**Problem description:** Report every line of the records that contains the word "default".

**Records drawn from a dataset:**
= = = =

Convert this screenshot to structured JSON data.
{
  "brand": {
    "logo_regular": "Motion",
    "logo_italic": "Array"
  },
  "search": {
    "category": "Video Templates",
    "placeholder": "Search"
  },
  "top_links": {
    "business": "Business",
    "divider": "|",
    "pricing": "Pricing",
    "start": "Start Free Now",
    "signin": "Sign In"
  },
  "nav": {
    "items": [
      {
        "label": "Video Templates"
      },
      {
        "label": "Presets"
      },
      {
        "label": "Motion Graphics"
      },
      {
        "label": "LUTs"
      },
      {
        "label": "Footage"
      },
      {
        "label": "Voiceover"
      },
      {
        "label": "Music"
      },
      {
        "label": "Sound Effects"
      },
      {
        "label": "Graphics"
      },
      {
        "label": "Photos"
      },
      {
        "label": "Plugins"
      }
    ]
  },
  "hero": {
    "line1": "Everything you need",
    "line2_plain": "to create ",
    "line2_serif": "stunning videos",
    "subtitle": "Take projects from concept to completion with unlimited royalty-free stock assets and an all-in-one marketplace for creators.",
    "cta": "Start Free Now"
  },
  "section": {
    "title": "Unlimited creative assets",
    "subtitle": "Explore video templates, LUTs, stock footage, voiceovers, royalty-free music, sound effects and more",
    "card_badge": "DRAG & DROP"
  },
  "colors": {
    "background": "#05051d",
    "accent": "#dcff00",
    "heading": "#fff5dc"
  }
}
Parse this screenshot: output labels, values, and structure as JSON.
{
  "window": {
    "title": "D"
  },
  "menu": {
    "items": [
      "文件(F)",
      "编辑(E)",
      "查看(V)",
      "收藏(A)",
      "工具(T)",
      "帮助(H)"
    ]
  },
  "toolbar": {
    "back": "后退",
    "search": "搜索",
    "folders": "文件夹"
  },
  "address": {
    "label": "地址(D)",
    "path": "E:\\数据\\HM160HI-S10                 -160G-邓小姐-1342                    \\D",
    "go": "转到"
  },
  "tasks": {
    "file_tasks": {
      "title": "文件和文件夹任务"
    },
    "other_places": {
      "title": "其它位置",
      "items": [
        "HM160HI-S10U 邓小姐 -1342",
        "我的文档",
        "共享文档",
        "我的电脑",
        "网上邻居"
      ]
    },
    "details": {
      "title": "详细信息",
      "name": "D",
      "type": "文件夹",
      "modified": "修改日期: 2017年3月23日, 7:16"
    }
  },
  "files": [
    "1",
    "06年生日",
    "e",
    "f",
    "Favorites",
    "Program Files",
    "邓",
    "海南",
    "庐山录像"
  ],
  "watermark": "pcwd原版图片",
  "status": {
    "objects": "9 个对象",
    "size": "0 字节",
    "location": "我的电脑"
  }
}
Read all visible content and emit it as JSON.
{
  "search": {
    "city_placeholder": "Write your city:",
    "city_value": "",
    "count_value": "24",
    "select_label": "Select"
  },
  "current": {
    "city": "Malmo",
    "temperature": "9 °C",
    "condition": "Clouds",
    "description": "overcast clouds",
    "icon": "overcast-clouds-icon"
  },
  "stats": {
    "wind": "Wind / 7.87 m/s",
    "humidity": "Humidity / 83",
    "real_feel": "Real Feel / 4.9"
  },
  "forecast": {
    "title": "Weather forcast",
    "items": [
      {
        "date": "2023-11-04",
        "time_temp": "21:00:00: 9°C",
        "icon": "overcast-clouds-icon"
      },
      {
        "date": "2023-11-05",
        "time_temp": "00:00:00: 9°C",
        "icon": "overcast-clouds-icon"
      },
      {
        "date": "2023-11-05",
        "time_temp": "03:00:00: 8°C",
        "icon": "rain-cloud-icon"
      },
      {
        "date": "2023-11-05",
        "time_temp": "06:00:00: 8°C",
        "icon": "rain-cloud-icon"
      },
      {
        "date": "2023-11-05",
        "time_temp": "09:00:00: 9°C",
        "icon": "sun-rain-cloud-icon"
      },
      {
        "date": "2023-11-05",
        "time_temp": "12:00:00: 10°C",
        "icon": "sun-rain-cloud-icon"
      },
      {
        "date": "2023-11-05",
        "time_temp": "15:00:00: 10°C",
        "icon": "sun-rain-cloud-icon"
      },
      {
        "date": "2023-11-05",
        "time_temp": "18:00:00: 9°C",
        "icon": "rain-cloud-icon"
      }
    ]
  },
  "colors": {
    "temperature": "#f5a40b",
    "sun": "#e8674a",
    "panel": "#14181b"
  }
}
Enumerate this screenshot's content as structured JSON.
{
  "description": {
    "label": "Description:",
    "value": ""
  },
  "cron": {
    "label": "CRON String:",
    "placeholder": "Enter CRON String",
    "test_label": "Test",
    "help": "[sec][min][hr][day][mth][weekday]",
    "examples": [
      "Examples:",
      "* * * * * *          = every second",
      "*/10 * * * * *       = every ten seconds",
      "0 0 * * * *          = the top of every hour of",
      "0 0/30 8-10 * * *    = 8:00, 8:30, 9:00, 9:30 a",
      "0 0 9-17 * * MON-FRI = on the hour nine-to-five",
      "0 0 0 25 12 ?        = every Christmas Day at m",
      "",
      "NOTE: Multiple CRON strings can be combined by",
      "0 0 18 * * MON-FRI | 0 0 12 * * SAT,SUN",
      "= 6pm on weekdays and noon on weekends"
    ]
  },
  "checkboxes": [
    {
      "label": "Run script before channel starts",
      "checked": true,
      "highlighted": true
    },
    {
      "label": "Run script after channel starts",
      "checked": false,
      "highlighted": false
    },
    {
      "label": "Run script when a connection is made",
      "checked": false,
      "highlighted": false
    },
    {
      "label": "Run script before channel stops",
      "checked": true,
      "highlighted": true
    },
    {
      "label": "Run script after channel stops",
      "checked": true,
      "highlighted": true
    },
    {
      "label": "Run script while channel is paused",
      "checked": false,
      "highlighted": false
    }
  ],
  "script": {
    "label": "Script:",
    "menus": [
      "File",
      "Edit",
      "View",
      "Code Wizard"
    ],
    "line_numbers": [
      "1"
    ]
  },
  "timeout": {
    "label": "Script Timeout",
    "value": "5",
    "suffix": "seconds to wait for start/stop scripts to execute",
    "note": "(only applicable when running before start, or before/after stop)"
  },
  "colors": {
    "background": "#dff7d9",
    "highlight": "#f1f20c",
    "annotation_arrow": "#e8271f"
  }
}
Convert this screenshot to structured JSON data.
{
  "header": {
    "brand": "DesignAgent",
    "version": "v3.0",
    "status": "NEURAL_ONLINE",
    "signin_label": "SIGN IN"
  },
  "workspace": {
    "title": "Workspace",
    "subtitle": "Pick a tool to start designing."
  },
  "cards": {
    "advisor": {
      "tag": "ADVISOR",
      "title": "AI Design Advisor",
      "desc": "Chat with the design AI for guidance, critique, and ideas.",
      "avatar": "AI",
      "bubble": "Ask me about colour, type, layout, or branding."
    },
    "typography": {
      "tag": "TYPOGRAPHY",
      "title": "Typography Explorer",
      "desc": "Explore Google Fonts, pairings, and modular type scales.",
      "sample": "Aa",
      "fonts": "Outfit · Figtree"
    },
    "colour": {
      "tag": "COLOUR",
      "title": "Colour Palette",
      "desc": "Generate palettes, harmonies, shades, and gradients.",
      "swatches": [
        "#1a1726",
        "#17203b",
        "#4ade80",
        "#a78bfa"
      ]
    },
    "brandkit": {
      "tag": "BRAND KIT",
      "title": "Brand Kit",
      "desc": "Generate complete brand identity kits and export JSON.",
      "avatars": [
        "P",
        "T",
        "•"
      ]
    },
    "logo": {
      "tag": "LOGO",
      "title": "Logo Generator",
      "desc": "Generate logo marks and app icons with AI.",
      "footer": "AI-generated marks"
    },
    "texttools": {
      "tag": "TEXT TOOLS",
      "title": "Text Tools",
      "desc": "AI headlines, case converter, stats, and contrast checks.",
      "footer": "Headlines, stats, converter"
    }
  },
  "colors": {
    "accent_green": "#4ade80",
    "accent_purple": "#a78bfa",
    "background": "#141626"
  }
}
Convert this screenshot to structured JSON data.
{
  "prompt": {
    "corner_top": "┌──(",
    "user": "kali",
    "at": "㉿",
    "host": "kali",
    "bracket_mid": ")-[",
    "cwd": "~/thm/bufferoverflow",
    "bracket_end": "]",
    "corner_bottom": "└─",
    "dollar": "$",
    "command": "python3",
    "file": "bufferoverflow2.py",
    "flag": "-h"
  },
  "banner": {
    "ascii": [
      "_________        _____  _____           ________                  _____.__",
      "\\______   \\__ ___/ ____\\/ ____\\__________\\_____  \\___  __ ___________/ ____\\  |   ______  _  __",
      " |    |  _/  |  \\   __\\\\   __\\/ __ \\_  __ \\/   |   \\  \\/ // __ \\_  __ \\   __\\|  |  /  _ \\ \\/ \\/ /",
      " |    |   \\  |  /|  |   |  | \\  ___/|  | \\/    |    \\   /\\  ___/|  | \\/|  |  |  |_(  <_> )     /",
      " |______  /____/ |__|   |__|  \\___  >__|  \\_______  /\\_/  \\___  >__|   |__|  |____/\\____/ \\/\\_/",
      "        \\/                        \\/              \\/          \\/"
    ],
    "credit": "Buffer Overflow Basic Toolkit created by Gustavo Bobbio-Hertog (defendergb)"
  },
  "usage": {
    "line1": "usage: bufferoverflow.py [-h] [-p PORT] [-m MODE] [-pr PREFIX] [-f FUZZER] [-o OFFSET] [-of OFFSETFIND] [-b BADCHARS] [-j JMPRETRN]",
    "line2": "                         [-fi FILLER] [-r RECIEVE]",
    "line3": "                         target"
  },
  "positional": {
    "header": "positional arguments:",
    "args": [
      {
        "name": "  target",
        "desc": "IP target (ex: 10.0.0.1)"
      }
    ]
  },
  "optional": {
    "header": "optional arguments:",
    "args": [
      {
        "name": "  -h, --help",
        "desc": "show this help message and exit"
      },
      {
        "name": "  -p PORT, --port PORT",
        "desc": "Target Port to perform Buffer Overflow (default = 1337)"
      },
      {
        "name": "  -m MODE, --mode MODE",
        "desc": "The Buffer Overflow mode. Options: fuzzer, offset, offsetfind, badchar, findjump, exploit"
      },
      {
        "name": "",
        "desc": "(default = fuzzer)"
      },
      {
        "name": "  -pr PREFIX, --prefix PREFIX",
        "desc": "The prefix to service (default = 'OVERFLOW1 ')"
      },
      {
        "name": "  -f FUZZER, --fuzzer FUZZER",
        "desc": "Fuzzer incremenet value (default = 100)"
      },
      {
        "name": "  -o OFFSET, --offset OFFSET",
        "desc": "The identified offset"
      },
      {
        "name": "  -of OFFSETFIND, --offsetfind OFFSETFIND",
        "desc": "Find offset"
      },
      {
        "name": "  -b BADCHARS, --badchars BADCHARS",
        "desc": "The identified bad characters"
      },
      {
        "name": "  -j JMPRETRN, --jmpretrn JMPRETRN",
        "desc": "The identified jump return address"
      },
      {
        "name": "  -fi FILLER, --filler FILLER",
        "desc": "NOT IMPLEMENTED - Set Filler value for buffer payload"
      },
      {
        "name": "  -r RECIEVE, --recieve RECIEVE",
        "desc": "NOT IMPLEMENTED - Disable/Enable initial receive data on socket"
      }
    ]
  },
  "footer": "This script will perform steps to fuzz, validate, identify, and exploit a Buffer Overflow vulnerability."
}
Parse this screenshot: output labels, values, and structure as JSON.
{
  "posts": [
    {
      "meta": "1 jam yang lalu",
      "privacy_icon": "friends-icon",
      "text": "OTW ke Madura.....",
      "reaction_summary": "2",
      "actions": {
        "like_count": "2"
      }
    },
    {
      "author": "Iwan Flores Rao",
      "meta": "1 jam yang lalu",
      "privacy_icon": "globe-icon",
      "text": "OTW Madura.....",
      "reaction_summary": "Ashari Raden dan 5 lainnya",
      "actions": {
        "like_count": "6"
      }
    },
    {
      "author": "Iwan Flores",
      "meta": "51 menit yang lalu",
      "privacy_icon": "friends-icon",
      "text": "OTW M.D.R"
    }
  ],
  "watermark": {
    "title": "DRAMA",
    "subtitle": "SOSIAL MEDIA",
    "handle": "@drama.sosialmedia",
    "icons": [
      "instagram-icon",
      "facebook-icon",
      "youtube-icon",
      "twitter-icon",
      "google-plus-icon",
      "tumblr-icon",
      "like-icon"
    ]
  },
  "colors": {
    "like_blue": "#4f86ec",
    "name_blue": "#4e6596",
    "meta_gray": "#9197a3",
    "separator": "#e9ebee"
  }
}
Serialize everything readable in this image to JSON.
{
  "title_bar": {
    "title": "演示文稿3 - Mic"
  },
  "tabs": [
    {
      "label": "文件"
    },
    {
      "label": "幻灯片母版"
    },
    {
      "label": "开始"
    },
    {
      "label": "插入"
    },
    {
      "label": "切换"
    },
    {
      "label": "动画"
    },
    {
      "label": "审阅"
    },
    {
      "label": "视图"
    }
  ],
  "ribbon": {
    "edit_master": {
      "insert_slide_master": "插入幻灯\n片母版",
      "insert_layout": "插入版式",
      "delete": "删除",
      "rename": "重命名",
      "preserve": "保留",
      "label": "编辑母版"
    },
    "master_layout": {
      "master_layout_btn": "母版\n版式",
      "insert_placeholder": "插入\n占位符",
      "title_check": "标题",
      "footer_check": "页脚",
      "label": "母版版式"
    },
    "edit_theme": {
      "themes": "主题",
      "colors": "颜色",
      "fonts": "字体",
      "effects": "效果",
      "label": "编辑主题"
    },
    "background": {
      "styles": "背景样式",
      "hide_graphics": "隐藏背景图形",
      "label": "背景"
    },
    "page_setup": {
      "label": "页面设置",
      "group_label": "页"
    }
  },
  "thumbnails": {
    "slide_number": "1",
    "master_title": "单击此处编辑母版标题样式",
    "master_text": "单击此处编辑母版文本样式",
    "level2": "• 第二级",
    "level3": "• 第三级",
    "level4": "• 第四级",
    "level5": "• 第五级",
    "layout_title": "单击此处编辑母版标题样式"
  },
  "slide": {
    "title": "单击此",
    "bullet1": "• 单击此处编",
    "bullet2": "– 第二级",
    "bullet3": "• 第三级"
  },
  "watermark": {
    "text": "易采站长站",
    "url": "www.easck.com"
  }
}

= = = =

**Expected answer:**
        "desc": "Target Port to perform Buffer Overflow (default = 1337)"
        "desc": "(default = fuzzer)"
        "desc": "The prefix to service (default = 'OVERFLOW1 ')"
        "desc": "Fuzzer incremenet value (default = 100)"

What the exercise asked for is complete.